LOW MATERNAL VITAMIN D AS A RISK
FACTOR FOR SCHIZOPHRENIA: A PILOT STUDY USING BANKED SERA
J McGrath, D Eyles, B Mowry, R
Yolken, S Buka
Schizophrenia Research 2003 Sept.
OBJECTIVE: Evidence from
epidemiology suggests that low maternal vitamin D may be a risk factor for
METHOD: Based on sera taken
during the third trimester, we compared the level of 25 hydroxyvitamir D3 in
mothers of individuals with schizophrenia or schizoaffective disorders versus
mothers of unaffected controls. For each case, we selected two control
matched on race, gender and date of birth of the offspring.
RESULT: There was no significant
difference in third trimester maternal vitamin D in the entire sample (cases =
26, controls = 51). Within the subgroup of black individuals (n = 21),
there was a trend level difference in the predicted direction.
CONCLUSIONS: Maternal vitamin D
does not operate as a continuous graded risk factor for schizophrenia, however,
the results in the black subgroups raise the possibility that below a certain
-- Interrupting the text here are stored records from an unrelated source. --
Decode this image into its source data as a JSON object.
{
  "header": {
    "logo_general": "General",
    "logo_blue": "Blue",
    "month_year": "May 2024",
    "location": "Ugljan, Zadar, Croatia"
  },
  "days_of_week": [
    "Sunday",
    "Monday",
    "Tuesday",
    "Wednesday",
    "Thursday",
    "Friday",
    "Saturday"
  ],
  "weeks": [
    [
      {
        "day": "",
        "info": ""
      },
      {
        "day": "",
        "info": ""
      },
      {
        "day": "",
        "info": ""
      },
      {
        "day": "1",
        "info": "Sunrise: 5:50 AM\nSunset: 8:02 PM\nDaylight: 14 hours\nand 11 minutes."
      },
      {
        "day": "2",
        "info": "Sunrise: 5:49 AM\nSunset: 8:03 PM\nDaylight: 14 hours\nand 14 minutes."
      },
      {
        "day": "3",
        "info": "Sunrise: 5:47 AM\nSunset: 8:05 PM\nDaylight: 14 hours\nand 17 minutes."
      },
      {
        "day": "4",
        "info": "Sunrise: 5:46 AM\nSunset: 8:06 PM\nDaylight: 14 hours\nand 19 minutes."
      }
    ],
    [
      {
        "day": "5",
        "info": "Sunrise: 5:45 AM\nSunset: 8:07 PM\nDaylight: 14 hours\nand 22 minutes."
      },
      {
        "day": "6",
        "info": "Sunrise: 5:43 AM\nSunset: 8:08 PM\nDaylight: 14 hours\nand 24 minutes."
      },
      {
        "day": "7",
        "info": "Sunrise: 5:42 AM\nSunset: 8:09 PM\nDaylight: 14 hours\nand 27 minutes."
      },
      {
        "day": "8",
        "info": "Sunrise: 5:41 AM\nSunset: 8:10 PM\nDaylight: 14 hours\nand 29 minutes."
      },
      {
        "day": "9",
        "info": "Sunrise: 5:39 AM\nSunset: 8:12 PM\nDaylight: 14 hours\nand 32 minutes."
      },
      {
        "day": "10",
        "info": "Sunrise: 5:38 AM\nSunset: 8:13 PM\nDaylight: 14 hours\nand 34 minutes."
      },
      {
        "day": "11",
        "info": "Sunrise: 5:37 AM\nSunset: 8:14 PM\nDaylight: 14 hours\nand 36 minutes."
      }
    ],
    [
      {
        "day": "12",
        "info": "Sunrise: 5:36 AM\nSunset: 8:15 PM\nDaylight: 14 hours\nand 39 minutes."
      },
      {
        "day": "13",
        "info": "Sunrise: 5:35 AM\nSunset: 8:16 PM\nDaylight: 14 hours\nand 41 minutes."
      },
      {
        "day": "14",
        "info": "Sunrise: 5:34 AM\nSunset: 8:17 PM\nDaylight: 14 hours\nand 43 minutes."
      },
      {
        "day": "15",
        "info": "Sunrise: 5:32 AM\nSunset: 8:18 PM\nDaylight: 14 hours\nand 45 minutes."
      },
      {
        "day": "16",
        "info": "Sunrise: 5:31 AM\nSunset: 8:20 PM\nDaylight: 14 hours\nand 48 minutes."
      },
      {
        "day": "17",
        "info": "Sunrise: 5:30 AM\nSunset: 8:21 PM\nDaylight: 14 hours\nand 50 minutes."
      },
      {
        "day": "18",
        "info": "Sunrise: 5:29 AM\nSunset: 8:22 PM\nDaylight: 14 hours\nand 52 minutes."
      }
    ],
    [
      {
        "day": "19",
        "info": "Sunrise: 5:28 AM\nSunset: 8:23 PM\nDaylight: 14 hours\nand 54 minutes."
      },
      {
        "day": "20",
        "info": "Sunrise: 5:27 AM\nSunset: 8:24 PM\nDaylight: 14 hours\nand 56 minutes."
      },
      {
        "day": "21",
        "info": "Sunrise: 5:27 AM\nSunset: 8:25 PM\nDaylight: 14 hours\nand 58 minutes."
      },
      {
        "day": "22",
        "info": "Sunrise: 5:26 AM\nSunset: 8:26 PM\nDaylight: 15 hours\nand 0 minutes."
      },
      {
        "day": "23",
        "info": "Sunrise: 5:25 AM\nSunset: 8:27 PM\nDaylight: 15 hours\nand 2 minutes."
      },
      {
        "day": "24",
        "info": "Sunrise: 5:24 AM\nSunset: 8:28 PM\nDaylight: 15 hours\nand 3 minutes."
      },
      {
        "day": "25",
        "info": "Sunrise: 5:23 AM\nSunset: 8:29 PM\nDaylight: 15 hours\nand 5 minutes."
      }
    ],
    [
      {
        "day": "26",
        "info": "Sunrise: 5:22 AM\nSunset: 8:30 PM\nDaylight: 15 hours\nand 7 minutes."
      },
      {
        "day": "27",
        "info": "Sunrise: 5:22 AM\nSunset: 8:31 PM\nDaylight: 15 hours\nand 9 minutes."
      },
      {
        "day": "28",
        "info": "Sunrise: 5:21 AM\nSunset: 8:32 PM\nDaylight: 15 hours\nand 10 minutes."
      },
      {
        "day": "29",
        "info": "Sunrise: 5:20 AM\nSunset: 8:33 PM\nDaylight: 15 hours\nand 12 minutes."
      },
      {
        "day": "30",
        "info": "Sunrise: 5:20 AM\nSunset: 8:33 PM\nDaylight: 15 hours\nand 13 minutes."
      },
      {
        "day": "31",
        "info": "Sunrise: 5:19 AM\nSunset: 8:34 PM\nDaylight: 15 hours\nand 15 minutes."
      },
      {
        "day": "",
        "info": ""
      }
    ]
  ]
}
critical threshold, low levels of maternal vitamin D may be associated with an
increased risk of schizophrenia.